At the present time, no health damage arising from radiation exposure has been recognized.
Following the accident at the nuclear power station, a "Basic Survey" targeting approximately 2,060,000 people in Fukushima Prefecture was implemented to estimate external exposure doses over a period of four months after the accident. As a result, it was found that the exposed dose was "less than 2 mSv" among 93.8% of respondents (approximately 466,000 people excluding persons engaged in radiation work).

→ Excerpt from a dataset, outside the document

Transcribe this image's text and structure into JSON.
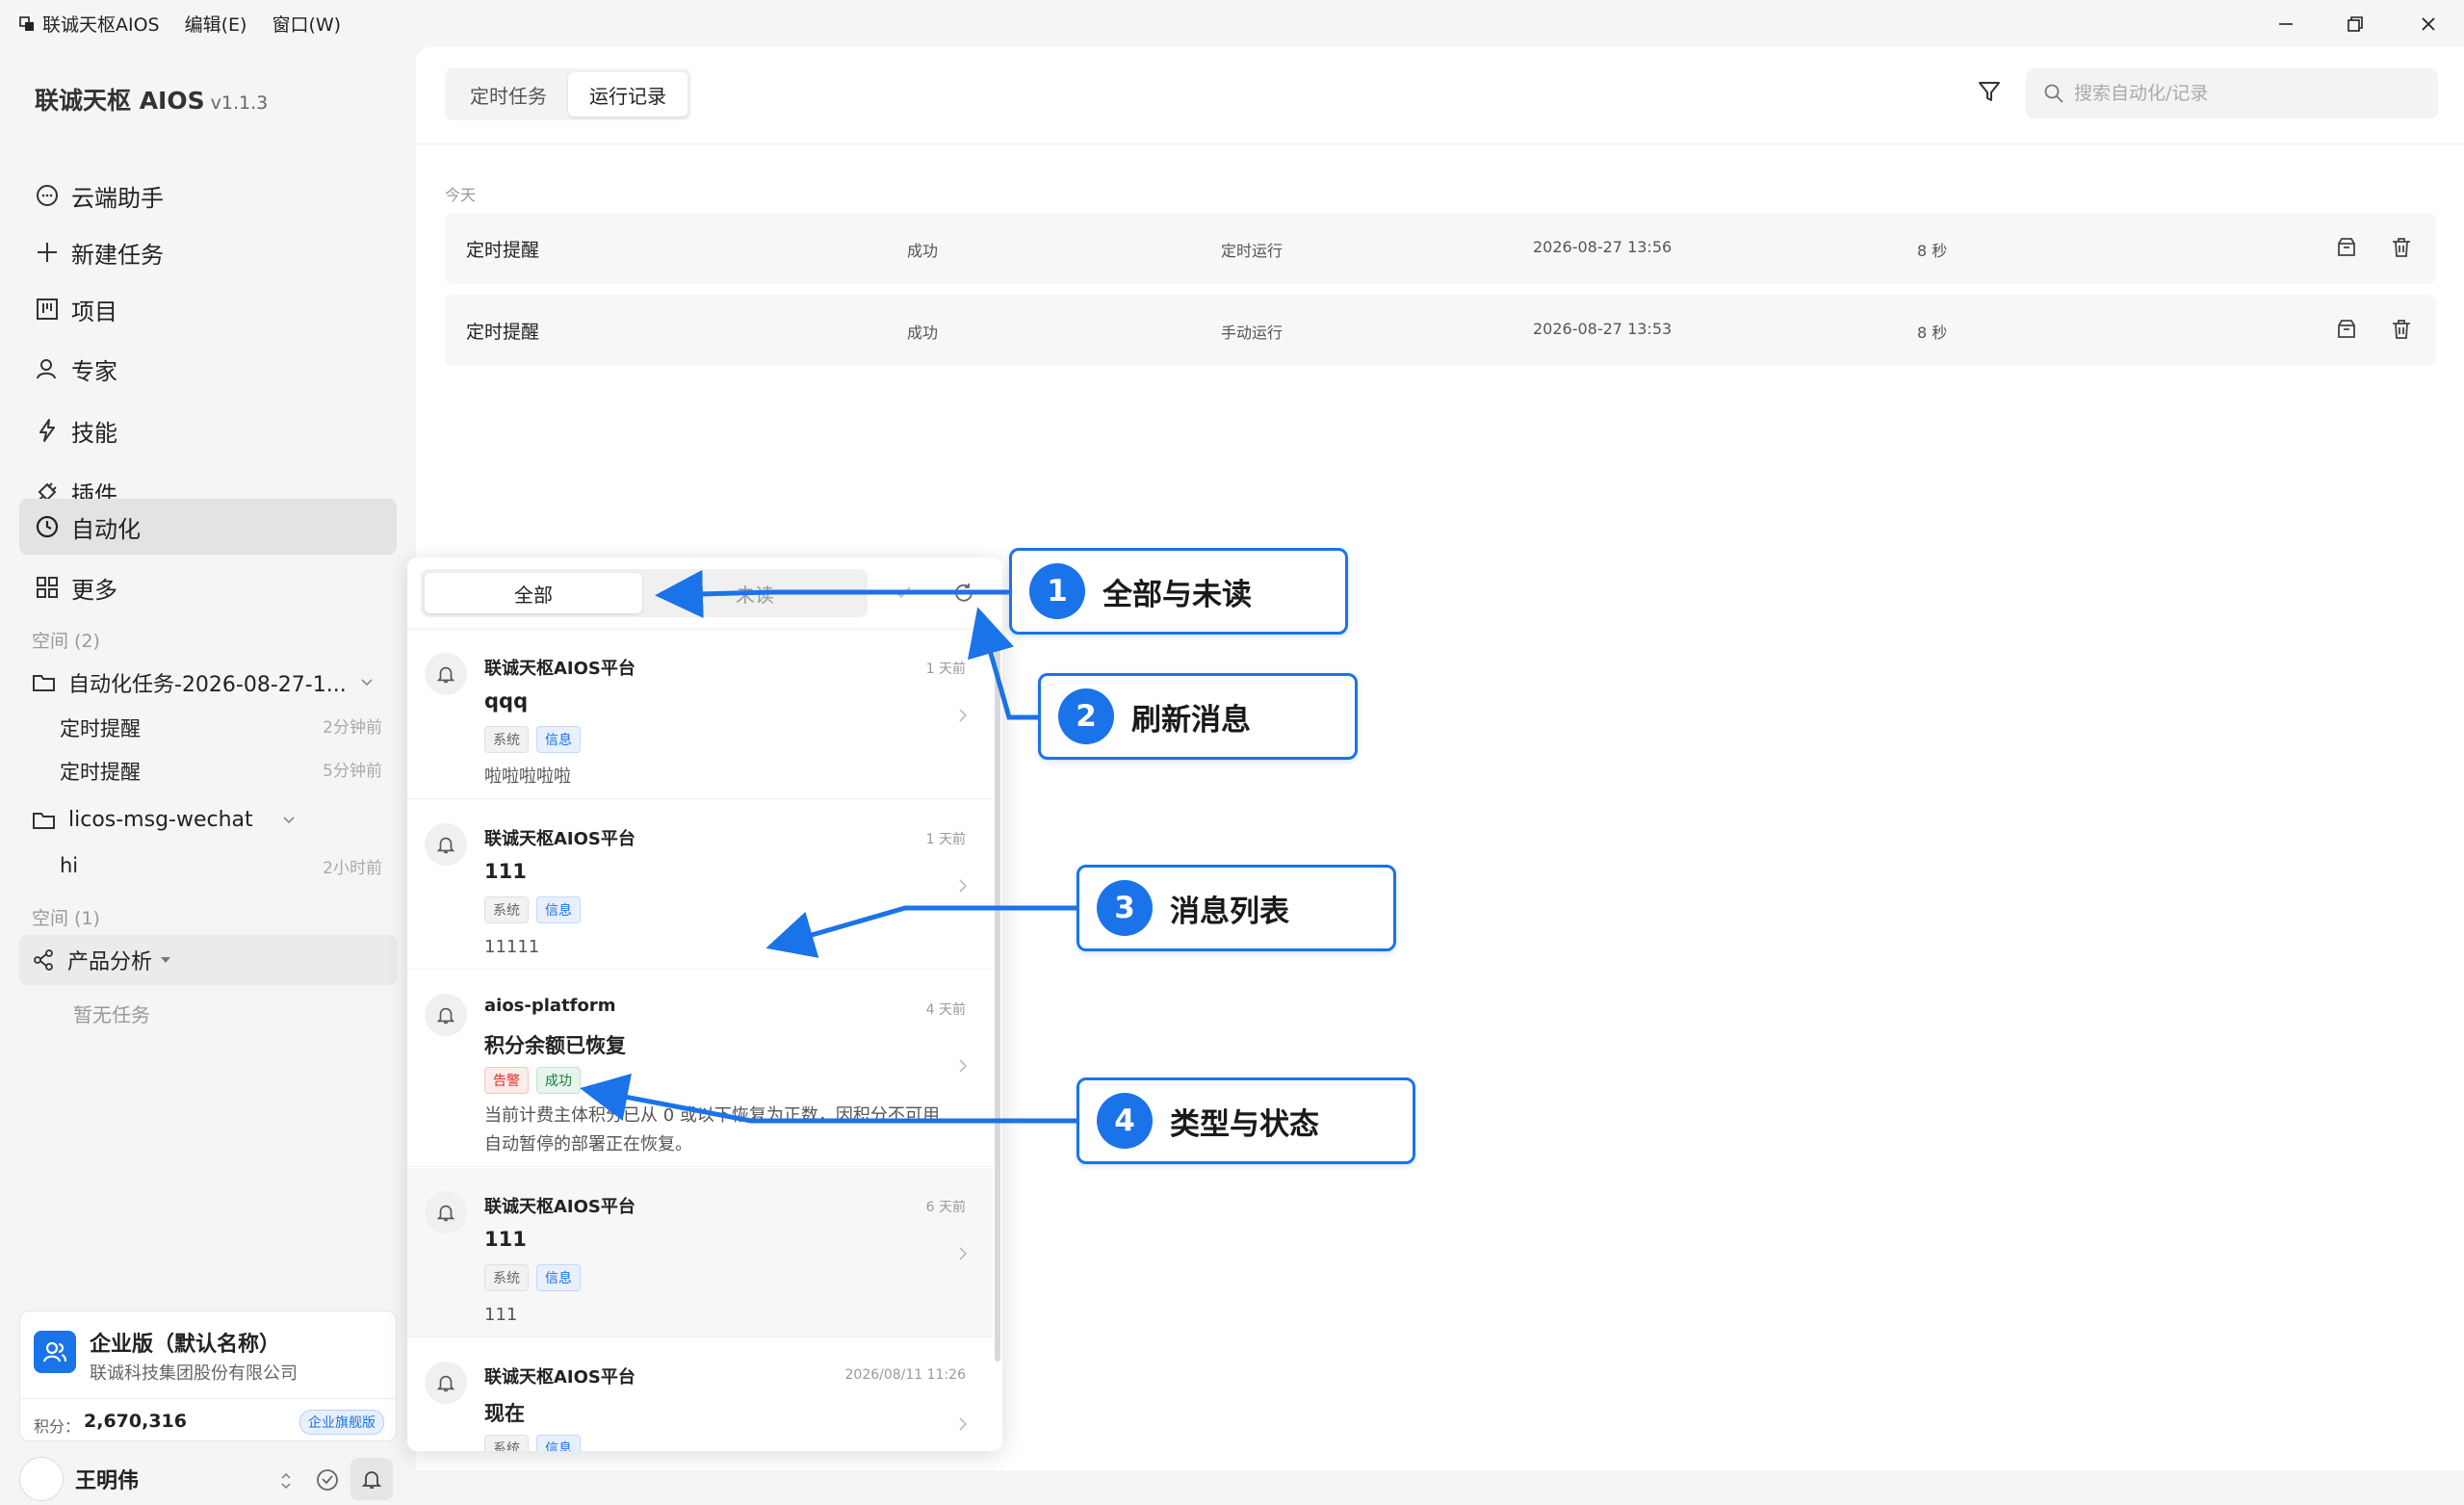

According to a committee organized on the prefectural level, "Since previous epidemiological studies indicate no significant health effects at doses ≤100 mSv, we concluded that radiation doses estimated so far are unlikely to cause adverse effects on health, although this conclusion is based on external exposure doses estimated only for the first four months following the accident."
Third party agencies, namely the WHO (World Health Organization) and UNSCEAR (United Nations Scientific Committee on the Effects of Atomic Radiation), have also made the following assessments respectively: "increased risk in Japan's neighboring countries is at a negligible level" and "the possibility of health impacts arising in Japanese people is low".
(Also see "Q Is safety in Fukushima Prefecture confirmed by third party agencies?").
Ministry of the Environment Government of Japan: BOOKLET to Provide Basic Information Regarding Health Effects of Radiation
Fukushima Minpo&Nagasaki University: Radiation Q&A
UNSCEAR: Fukushima 2017 White Paper
Fukushima Prefecture Fukushima Reconstruction Station "Health of residents of the prefecture"